When I think of Dorothy Day, I immediately connect her life and work to Jesus’ words, “as you did it to one of the least of these who are members of my family, you did it to me” (Matthew 25:40). She welcomed the stranger and showed compassion to those in need in ways that continue to inspire and instruct us today. 
And of course, the only place we can do this is here-and-now. Dorothy Day’s diaries and letters are filled with one example after another confirming in spades that she lived her life this way. She once described her meditation as taking place “here, there, and everywhere–at the kitchen table, on the train, on the ferry, on my way to and from appointments, and even while making supper or putting Teresa to bed.” 
Everything she referred to is a present-moment experience. And in many ways, her statement summarizes everything we are attempting to say and emulate about here-and-now living. Dorothy Day recognized the sacredness of each moment, seeing it as an invitation to penetrate the surface and discover God present and active in all people and things.
This is present-moment mysticism; that is “having eyes to see and ears to hear” in ways that keeps the flame of love burning in our heart and moves us into a loving engagement with all of life. As with everyone else we are looking at in this series (and anyone else, for that matter), the forms and practiced Dorothy used may or may not be the ones God calls us to use. But the intention to live here-and-now will be the lens for seeing that every moment is a God moment, and that we live in each moment as participants, not observers.

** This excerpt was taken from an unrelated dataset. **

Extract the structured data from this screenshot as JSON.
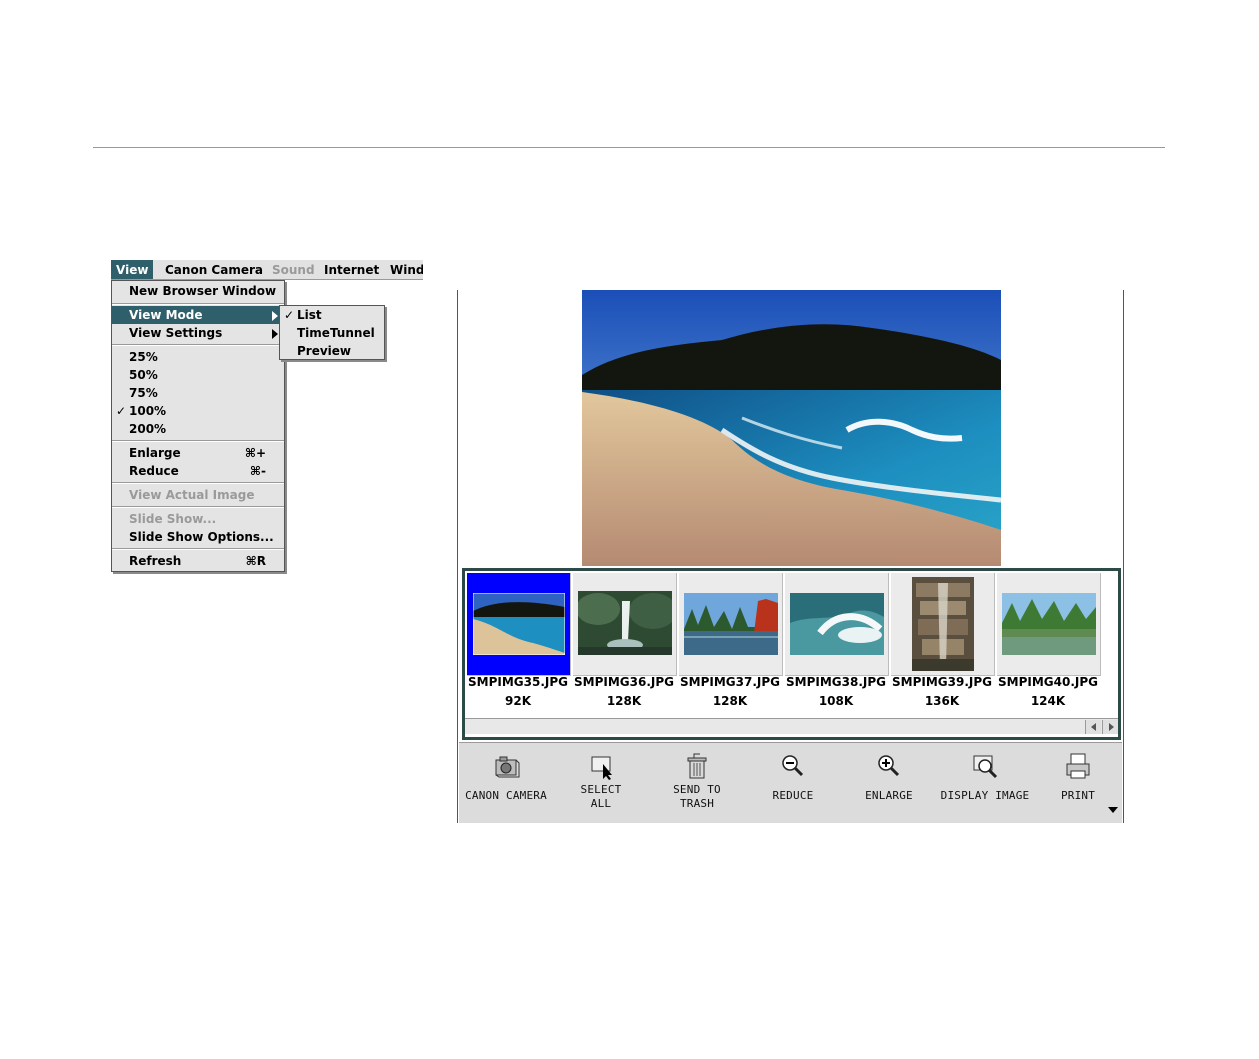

 Her autobiography, ‘The Long Loneliness’ (Harper & Row, 1952) enables us to see all this directly from her own words.
 Michael Garvey, ed., ‘Dorothy Day: Selections from Her Writings’ (Templegate Publishers, 1966), 15.